June: June often marks the beginning of whale watching season, and it is the season to anticipate adult females and their calves from last season. Expected also are young whales starting to make their way through Gold Coast. These yearlings are still nursing and learning to navigate through the ancient route also known as Humpback Highway. This highway spans from the icy grounds of Antarctica to the Barrier Reef. If you are yearning to see whales diving and showing off their bodies, these youngster whales are full of energy and enthusiastic about the surface display, tail slaps, and head lunges.
July: July is the right time for whale watching now that the migration is kicking off about this time. What you saw in June becomes a fraction of what you will see in July. During July, you might be lucky enough to see baby whales. Baby whales can be hard to see unless they are too close, some are dolphin size while others are quite smaller. The little ones are hardly three to four metres long, and it is only in the Gold Coast region when they are about to migrate that you will have a chance to see these beautiful greyish little ones.
August: August is an exceptional time at the Humpback highway when it is about the peak of migration season. You will see heavy pregnant whales and non-pregnant females joining the males. The action heats up when male whales also known as bulls try to court non-pregnant females creating a scene during mating. They will exhibit heat run shoving and pushing around in courtship, every female while trying to win a boyfriend. You might be lucky to see a male chasing a female at high speed trying to make love. It is amazing and fascinating to watch these courting rituals amongst the whales with the show of might and immense power.
September: At about September, the whales begin to reverse direction to the south, back to Antarctica. During this season, newly pregnant females and juvenile whales head south. Males still find mating opportunities, chasing females in their final bid to make them pregnant.

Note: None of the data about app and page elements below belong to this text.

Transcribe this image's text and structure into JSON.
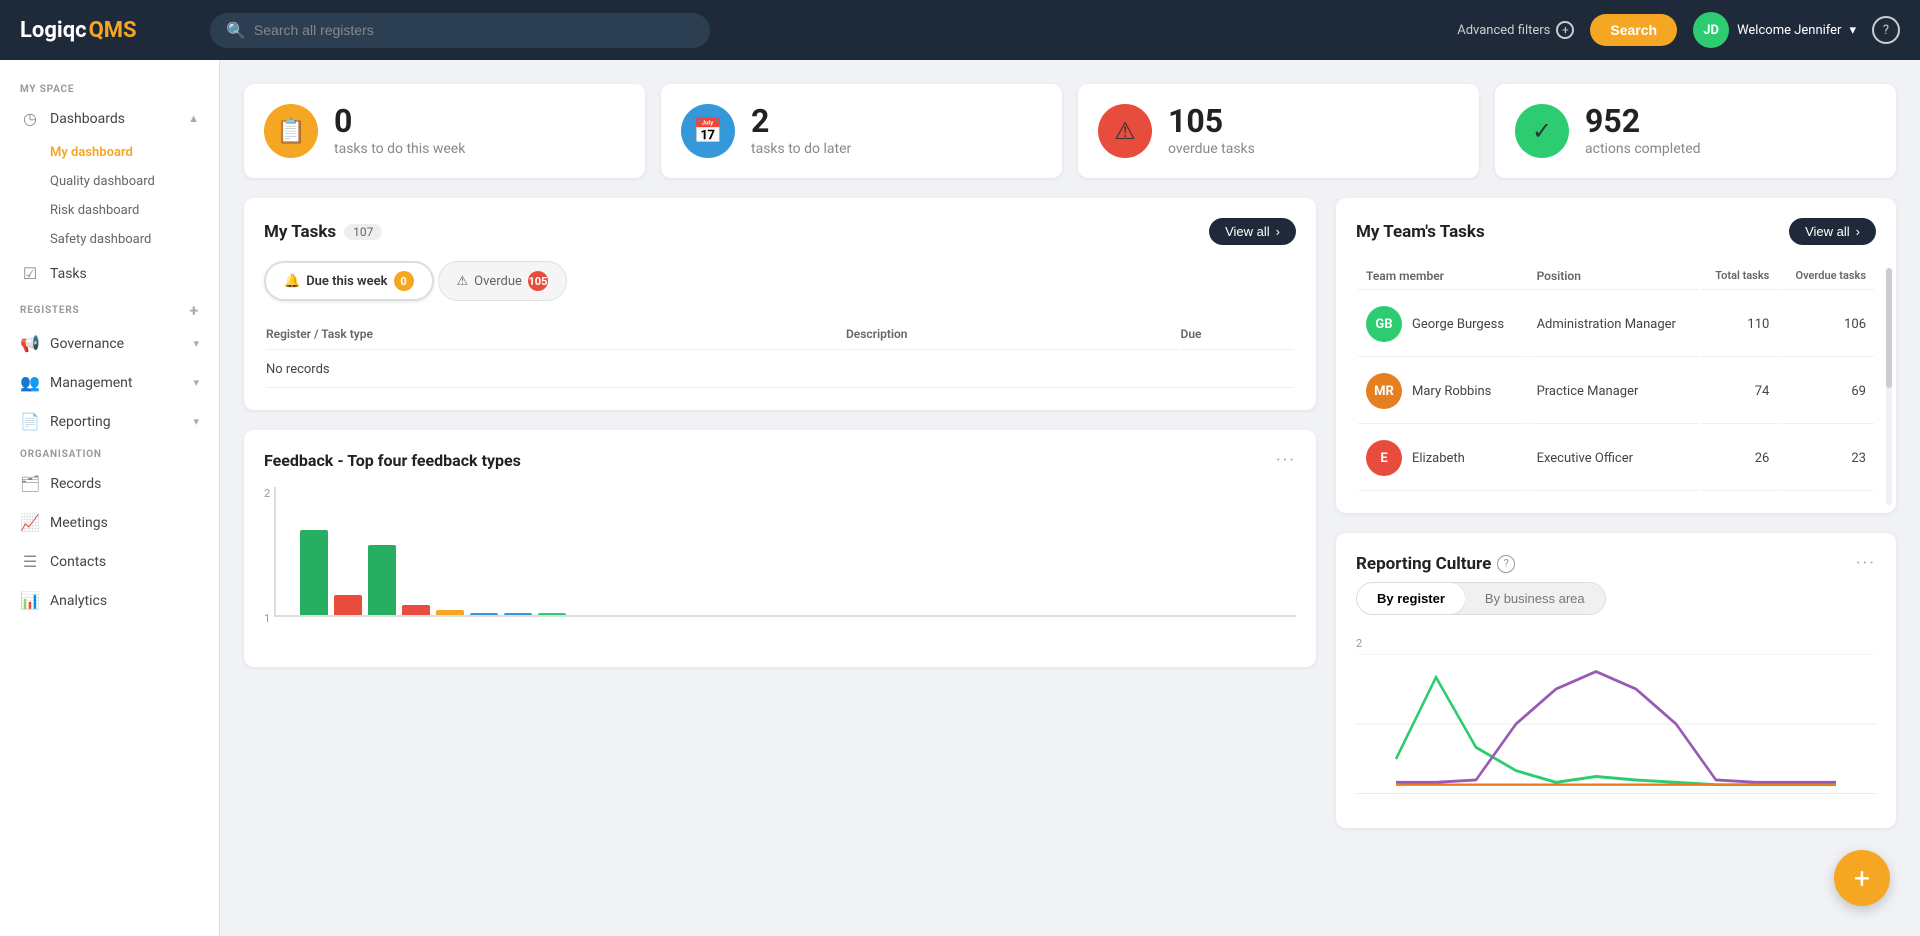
{
  "app": {
    "name_logiqc": "Logiqc",
    "name_qms": "QMS",
    "logo_initials": "JD"
  },
  "topnav": {
    "search_placeholder": "Search all registers",
    "advanced_filters_label": "Advanced filters",
    "search_button_label": "Search",
    "user_greeting": "Welcome Jennifer",
    "user_initials": "JD",
    "user_avatar_color": "#2ecc71"
  },
  "sidebar": {
    "my_space_label": "MY SPACE",
    "dashboards_label": "Dashboards",
    "my_dashboard_label": "My dashboard",
    "quality_dashboard_label": "Quality dashboard",
    "risk_dashboard_label": "Risk dashboard",
    "safety_dashboard_label": "Safety dashboard",
    "tasks_label": "Tasks",
    "registers_label": "REGISTERS",
    "governance_label": "Governance",
    "management_label": "Management",
    "reporting_label": "Reporting",
    "organisation_label": "ORGANISATION",
    "records_label": "Records",
    "meetings_label": "Meetings",
    "contacts_label": "Contacts",
    "analytics_label": "Analytics"
  },
  "stats": [
    {
      "id": "tasks_this_week",
      "number": "0",
      "label": "tasks to do this week",
      "icon": "📋",
      "color_class": "orange"
    },
    {
      "id": "tasks_later",
      "number": "2",
      "label": "tasks to do later",
      "icon": "📅",
      "color_class": "blue"
    },
    {
      "id": "overdue_tasks",
      "number": "105",
      "label": "overdue tasks",
      "icon": "⚠",
      "color_class": "red"
    },
    {
      "id": "actions_completed",
      "number": "952",
      "label": "actions completed",
      "icon": "✓",
      "color_class": "green"
    }
  ],
  "my_tasks": {
    "title": "My Tasks",
    "count": "107",
    "view_all_label": "View all",
    "tabs": [
      {
        "id": "due_this_week",
        "label": "Due this week",
        "badge": "0",
        "badge_color": "orange",
        "icon": "🔔",
        "active": true
      },
      {
        "id": "overdue",
        "label": "Overdue",
        "badge": "105",
        "badge_color": "red",
        "icon": "⚠",
        "active": false
      }
    ],
    "table_headers": [
      "Register / Task type",
      "Description",
      "Due"
    ],
    "no_records_text": "No records"
  },
  "my_teams_tasks": {
    "title": "My Team's Tasks",
    "view_all_label": "View all",
    "column_headers": [
      "Team member",
      "Position",
      "Total tasks",
      "Overdue tasks"
    ],
    "members": [
      {
        "initials": "GB",
        "name": "George Burgess",
        "position": "Administration Manager",
        "total_tasks": "110",
        "overdue_tasks": "106",
        "avatar_color": "#2ecc71"
      },
      {
        "initials": "MR",
        "name": "Mary Robbins",
        "position": "Practice Manager",
        "total_tasks": "74",
        "overdue_tasks": "69",
        "avatar_color": "#e67e22"
      },
      {
        "initials": "E",
        "name": "Elizabeth",
        "position": "Executive Officer",
        "total_tasks": "26",
        "overdue_tasks": "23",
        "avatar_color": "#e74c3c"
      }
    ]
  },
  "feedback": {
    "title": "Feedback - Top four feedback types",
    "dots_menu": "···",
    "y_max": "2",
    "y_min": "1",
    "bars": [
      {
        "label": "",
        "height_pct": 85,
        "color": "#27ae60"
      },
      {
        "label": "",
        "height_pct": 20,
        "color": "#e74c3c"
      },
      {
        "label": "",
        "height_pct": 70,
        "color": "#e74c3c"
      },
      {
        "label": "",
        "height_pct": 10,
        "color": "#27ae60"
      },
      {
        "label": "",
        "height_pct": 5,
        "color": "#f5a623"
      },
      {
        "label": "",
        "height_pct": 0,
        "color": "#3498db"
      },
      {
        "label": "",
        "height_pct": 0,
        "color": "#3498db"
      },
      {
        "label": "",
        "height_pct": 0,
        "color": "#2ecc71"
      }
    ]
  },
  "reporting_culture": {
    "title": "Reporting Culture",
    "toggle_by_register": "By register",
    "toggle_by_business_area": "By business area",
    "active_toggle": "by_register",
    "y_max": "2",
    "help_icon": "?"
  },
  "fab": {
    "icon": "+"
  }
}
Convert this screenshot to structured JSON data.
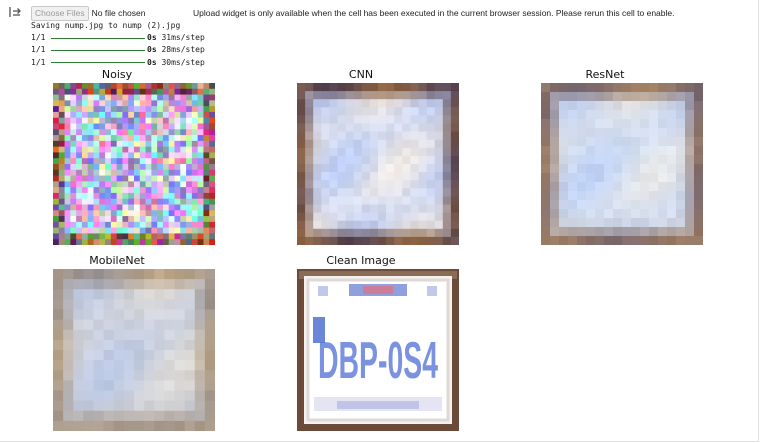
{
  "output_icon": "output-redirect-icon",
  "upload": {
    "choose_label": "Choose Files",
    "no_file_label": "No file chosen",
    "warning": "Upload widget is only available when the cell has been executed in the current browser session. Please rerun this cell to enable."
  },
  "console": {
    "saving_line": "Saving nump.jpg to nump (2).jpg",
    "steps": [
      {
        "label": "1/1",
        "time": "0s",
        "rate": "31ms/step"
      },
      {
        "label": "1/1",
        "time": "0s",
        "rate": "28ms/step"
      },
      {
        "label": "1/1",
        "time": "0s",
        "rate": "30ms/step"
      }
    ]
  },
  "panels": [
    {
      "title": "Noisy",
      "style": "noisy"
    },
    {
      "title": "CNN",
      "style": "cnn"
    },
    {
      "title": "ResNet",
      "style": "resnet"
    },
    {
      "title": "MobileNet",
      "style": "mobilenet"
    },
    {
      "title": "Clean Image",
      "style": "clean"
    }
  ],
  "plate_text": "DBP-0S4"
}
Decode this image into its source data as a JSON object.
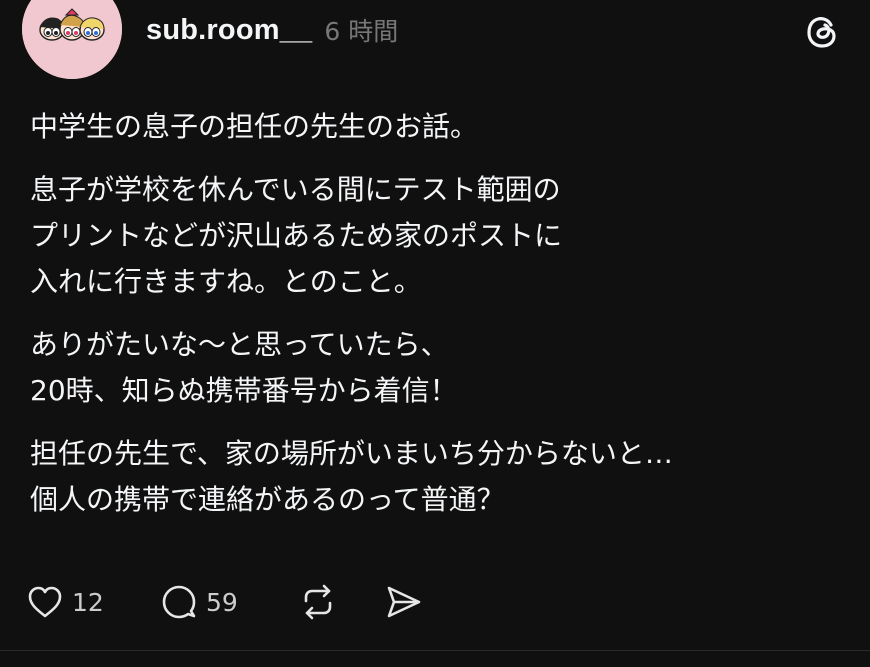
{
  "post": {
    "author": {
      "username": "sub.room__",
      "avatar_icon": "powerpuff-girls-avatar-icon"
    },
    "time": "6 時間",
    "app_icon": "threads-logo-icon",
    "paragraphs": [
      [
        "中学生の息子の担任の先生のお話。"
      ],
      [
        "息子が学校を休んでいる間にテスト範囲の",
        "プリントなどが沢山あるため家のポストに",
        "入れに行きますね。とのこと。"
      ],
      [
        "ありがたいな〜と思っていたら、",
        "20時、知らぬ携帯番号から着信！"
      ],
      [
        "担任の先生で、家の場所がいまいち分からないと…",
        "個人の携帯で連絡があるのって普通？"
      ]
    ],
    "actions": {
      "like_count": "12",
      "reply_count": "59"
    }
  },
  "colors": {
    "background": "#101010",
    "text": "#f3f5f7",
    "muted": "#777777",
    "avatar_bg": "#f1c8d0"
  }
}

Young whales curious to come closer to boats and vessels provide a perfect opportunity for whale watching and getting up-close.
October: October marks the end of the season and you can expect to see mums carefully escorting their young ones as they prepare for migration, these mums are excellent caregivers from the way they nurse their calves.